$133 million spending plan holds the line on taxes, maintains all programs

Budget word cloud
For the third time in seven years, property owners in the Pennridge School District will not see an increase in their real estate taxes.

On Monday night, the School Board unanimously (9-0) approved the Final Budget for 2017-18 that holds the line on taxes despite adding staff members, absorbing a considerable increase in pension costs and making a significant investment in infrastructure technology.

School Board President Dr. Peter Yarnell thanked the administration for developing a budget that provides additional resources for students while not increasing taxes on residents or businesses.

The budget’s projected revenues are $132.7 million (a 1.91 percent increase) and expenditures are $133.1 million (a 1.55 percent increase). Rather than increasing taxes, the Board decided to allocate $337,000 from fund balance to make up the difference.

Among the budget highlights:

  • Salaries remain flat at about $58 million.

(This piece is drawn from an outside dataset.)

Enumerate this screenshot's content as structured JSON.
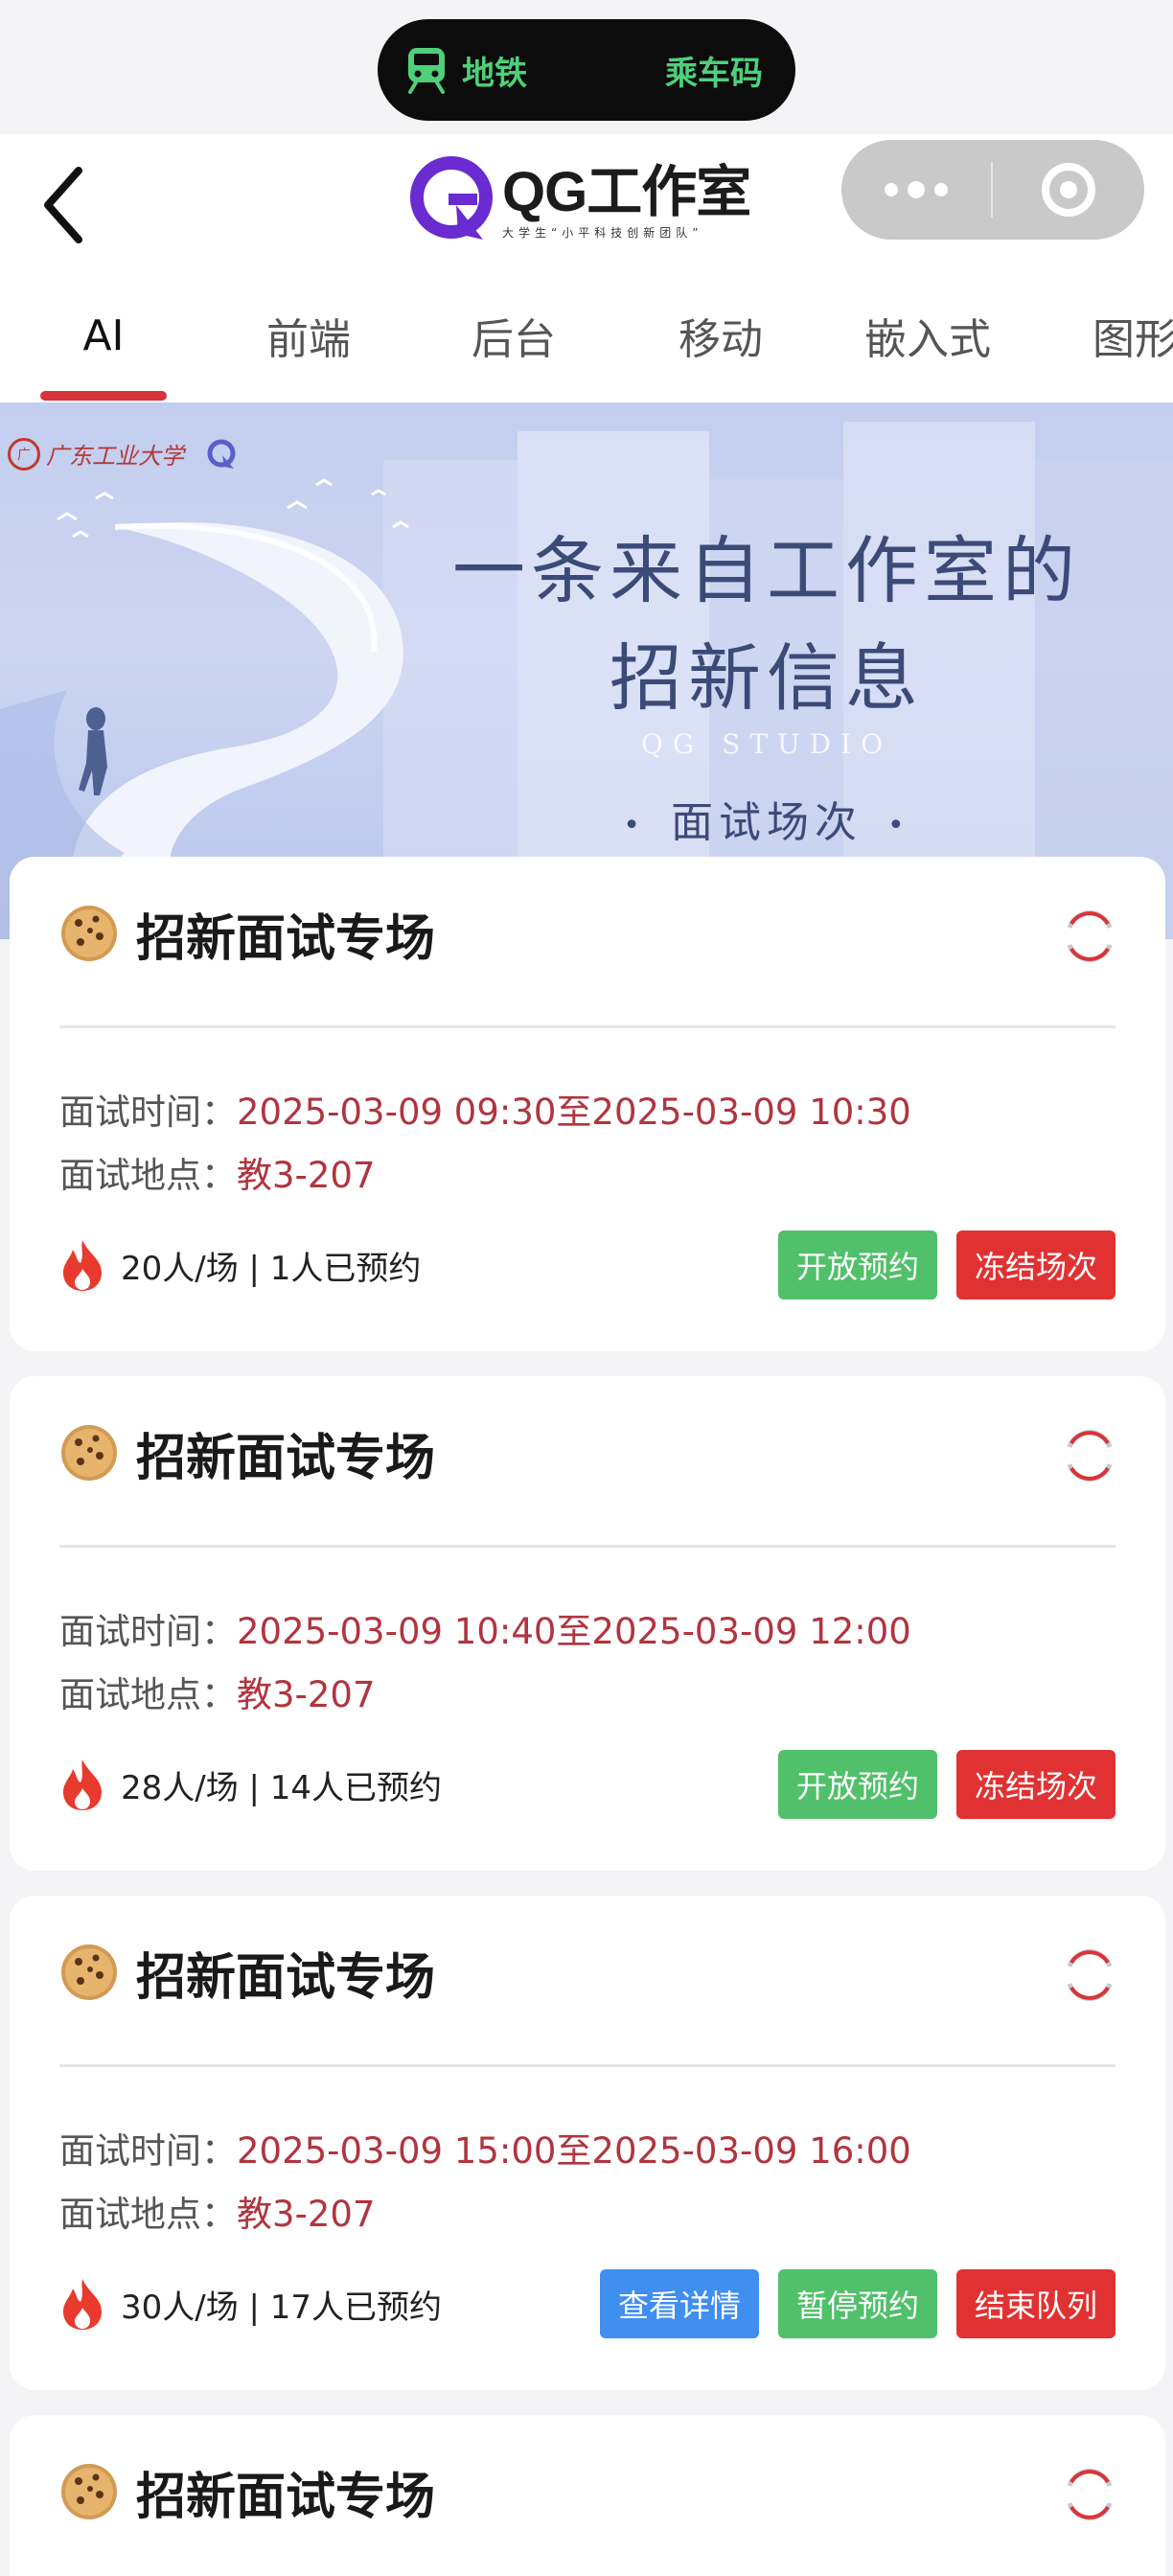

The budget calls for six additional teachers, one additional social worker and one additional special education supervisor. The new staffers will be offset by approximately 20 retirees.
  • The District’s costs for self-insured health care benefits will drop by $650,000 thanks to fewer employees covered and strategic plan design changes.
  • State mandated retirement costs will increase $1.8 million to a total of $19 million a year.
  • The District will spend about $2.3 million this summer to replace and add approximately 600 security cameras in all buildings, install a VOIP phone system and perform electrical upgrades to technology closets.

Under the Act 1 Index, the Board could have raised property taxes by up to 2.5 percent. That would have added about $104 to the bill for a property at the median assessed value of $30,769.

Superintendent Dr. Jacqueline A. Rattigan credits previous Boards’ history of being willing to take difficult steps for placing the District on solid financial footing.  She also appreciates the fact that the current Board has been adamant about maintaining staff and programs without burdening taxpayers with an increase.

“As a District, we do what we need to do without being extravagant,” said Dr. Rattigan. “It is our goal for students and staff to have the resources that they need to be successful.”

Joe Ferry,
Jul 5, 2017, 8:39 AM